then my goal became to trap the afternoon in my fingers and cradle him there like a pigeon with a snapped wing and I would tattoo it on my legs with india ink and on the backs of my forearms watching in our closet mirror the cloud shadows gliding over san francisco faster than birds on the coastwinds and the sunlight was orange and gold and flared between the skyscrapers onto the apartment buildings and the mosque tower and the cathedral buttresses and the yellow iron crane poised over the long green hill in the distance standing silent and unmoving with unbroken sky behind it.

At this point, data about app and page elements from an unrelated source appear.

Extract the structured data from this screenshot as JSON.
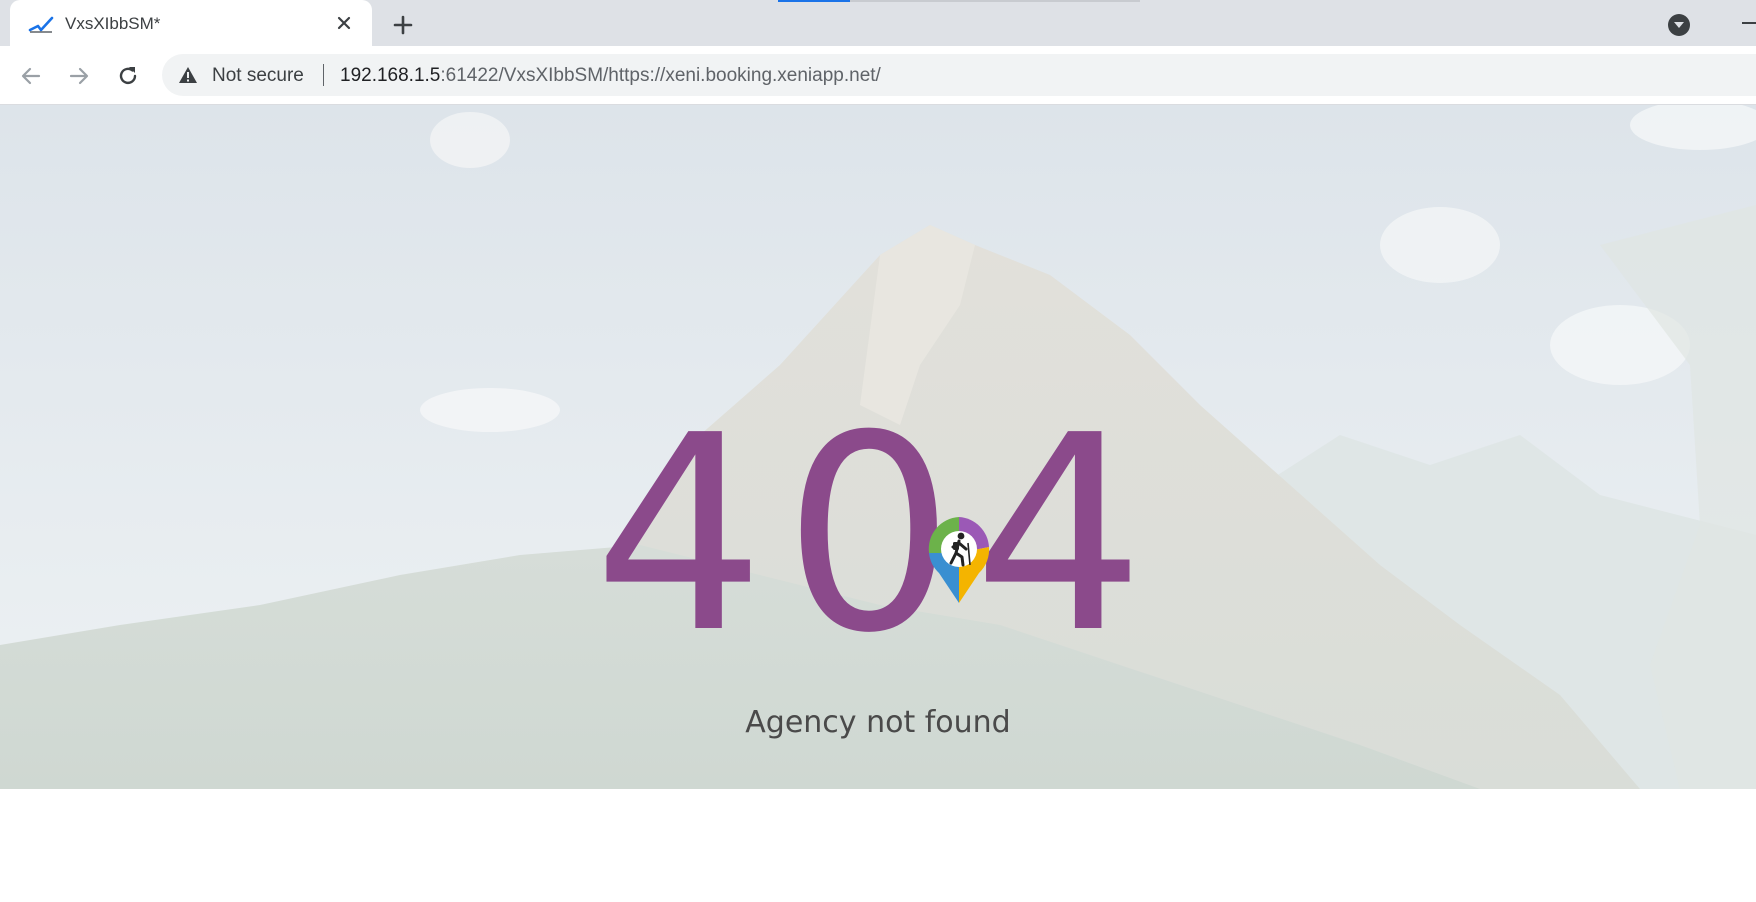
{
  "browser": {
    "tab": {
      "title": "VxsXIbbSM*",
      "favicon": "check-chart-icon"
    },
    "new_tab_icon": "plus-icon",
    "profile_icon": "profile-dropdown-icon",
    "nav": {
      "back_icon": "arrow-left-icon",
      "forward_icon": "arrow-right-icon",
      "reload_icon": "reload-icon"
    },
    "omnibox": {
      "security_label": "Not secure",
      "url_host": "192.168.1.5",
      "url_rest": ":61422/VxsXIbbSM/https://xeni.booking.xeniapp.net/"
    }
  },
  "page": {
    "error_digits": [
      "4",
      "0",
      "4"
    ],
    "message": "Agency not found",
    "logo": "hiker-map-pin-logo",
    "colors": {
      "digits": "#8b4a8b",
      "message": "#4a4a4a",
      "accent_blue": "#1a73e8"
    }
  }
}
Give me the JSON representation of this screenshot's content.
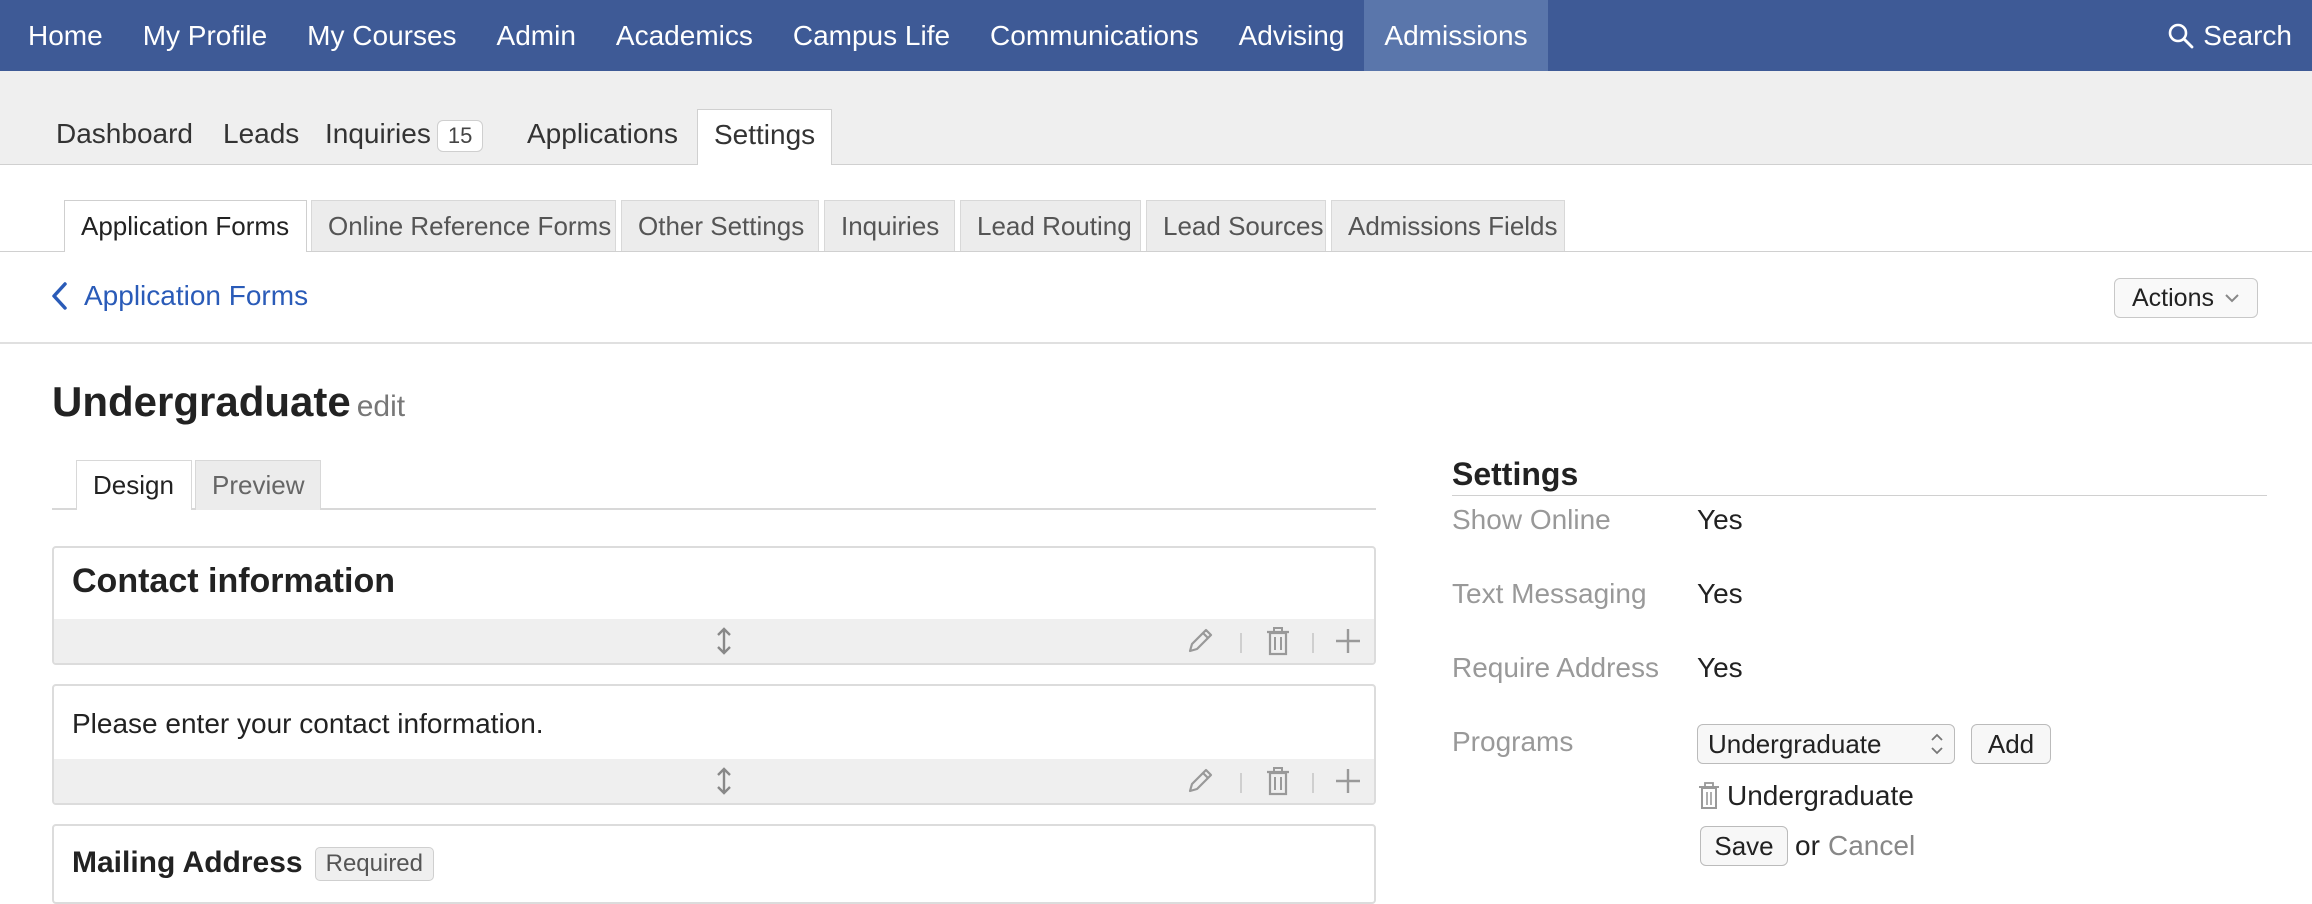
{
  "topnav": {
    "items": [
      "Home",
      "My Profile",
      "My Courses",
      "Admin",
      "Academics",
      "Campus Life",
      "Communications",
      "Advising",
      "Admissions"
    ],
    "active_index": 8,
    "search_label": "Search"
  },
  "subnav": {
    "dashboard": "Dashboard",
    "leads": "Leads",
    "inquiries": "Inquiries",
    "inquiries_count": "15",
    "applications": "Applications",
    "settings": "Settings"
  },
  "settings_tabs": [
    "Application Forms",
    "Online Reference Forms",
    "Other Settings",
    "Inquiries",
    "Lead Routing",
    "Lead Sources",
    "Admissions Fields"
  ],
  "breadcrumb": {
    "back_label": "Application Forms",
    "actions_label": "Actions"
  },
  "form": {
    "title": "Undergraduate",
    "edit_label": "edit",
    "design_tab": "Design",
    "preview_tab": "Preview",
    "blocks": {
      "contact_heading": "Contact information",
      "contact_text": "Please enter your contact information.",
      "mailing_heading": "Mailing Address",
      "required_badge": "Required"
    }
  },
  "settings_panel": {
    "title": "Settings",
    "show_online_label": "Show Online",
    "show_online_value": "Yes",
    "text_messaging_label": "Text Messaging",
    "text_messaging_value": "Yes",
    "require_address_label": "Require Address",
    "require_address_value": "Yes",
    "programs_label": "Programs",
    "program_select_value": "Undergraduate",
    "add_button": "Add",
    "program_item": "Undergraduate",
    "save_button": "Save",
    "or_text": "or",
    "cancel_link": "Cancel"
  },
  "colors": {
    "topnav_bg": "#3e5a96",
    "topnav_active": "#5a76ab",
    "link": "#2a5bb8"
  }
}
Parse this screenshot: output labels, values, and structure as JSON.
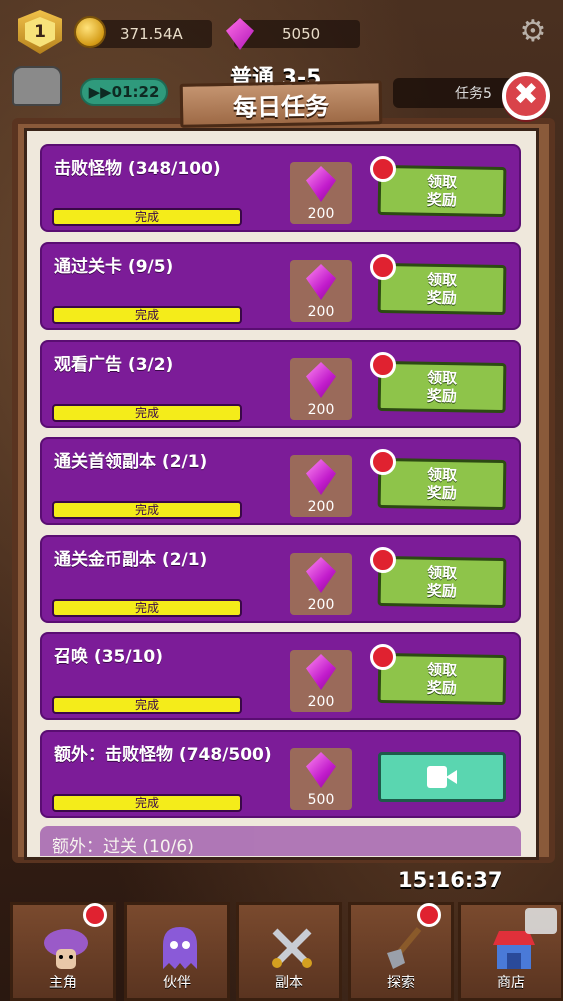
{
  "topbar": {
    "level": "1",
    "coins": "371.54A",
    "gems": "5050"
  },
  "behind": {
    "timer": "▶▶01:22",
    "stage_title": "普通 3-5",
    "task_pill": "任务5"
  },
  "modal": {
    "title": "每日任务",
    "close_label": "✖"
  },
  "tasks": [
    {
      "name": "击败怪物 (348/100)",
      "status": "完成",
      "reward": "200",
      "claim_label": "领取\n奖励"
    },
    {
      "name": "通过关卡 (9/5)",
      "status": "完成",
      "reward": "200",
      "claim_label": "领取\n奖励"
    },
    {
      "name": "观看广告 (3/2)",
      "status": "完成",
      "reward": "200",
      "claim_label": "领取\n奖励"
    },
    {
      "name": "通关首领副本 (2/1)",
      "status": "完成",
      "reward": "200",
      "claim_label": "领取\n奖励"
    },
    {
      "name": "通关金币副本 (2/1)",
      "status": "完成",
      "reward": "200",
      "claim_label": "领取\n奖励"
    },
    {
      "name": "召唤 (35/10)",
      "status": "完成",
      "reward": "200",
      "claim_label": "领取\n奖励"
    },
    {
      "name": "额外：击败怪物 (748/500)",
      "status": "完成",
      "reward": "500",
      "claim_label": ""
    }
  ],
  "partial_task": "额外：过关 (10/6)",
  "clock": "15:16:37",
  "nav": [
    {
      "label": "主角"
    },
    {
      "label": "伙伴"
    },
    {
      "label": "副本"
    },
    {
      "label": "探索"
    },
    {
      "label": "商店"
    }
  ]
}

san francisco was a rusted out steamvalve corroded and orange and crowned with a windowed cylinder with a pointed top like a circus tent and windows to the shadowed inside that yawned like battery alcoves in the presidio yawned black and open like the thin alleys of the mission their black iron gates crushed with tags and postal stickers and whole paintings above in full color with demon faces and cartoons of seahags technical and defiant against the grey walls blinking indifference to the paint rollers and droopy nods to the daytime wanderers and blackbook dreamers and at night softened and quietly you’re not alone who slept in hoodies or sat lookout on the cold sidewalks with the broken glass and marker caps and plastic bags and writing even on the curbs and asphalt like crumbling stonewalls of the cell in château d’if above the crashing black waves and screams of flashing seabirds in the night storms.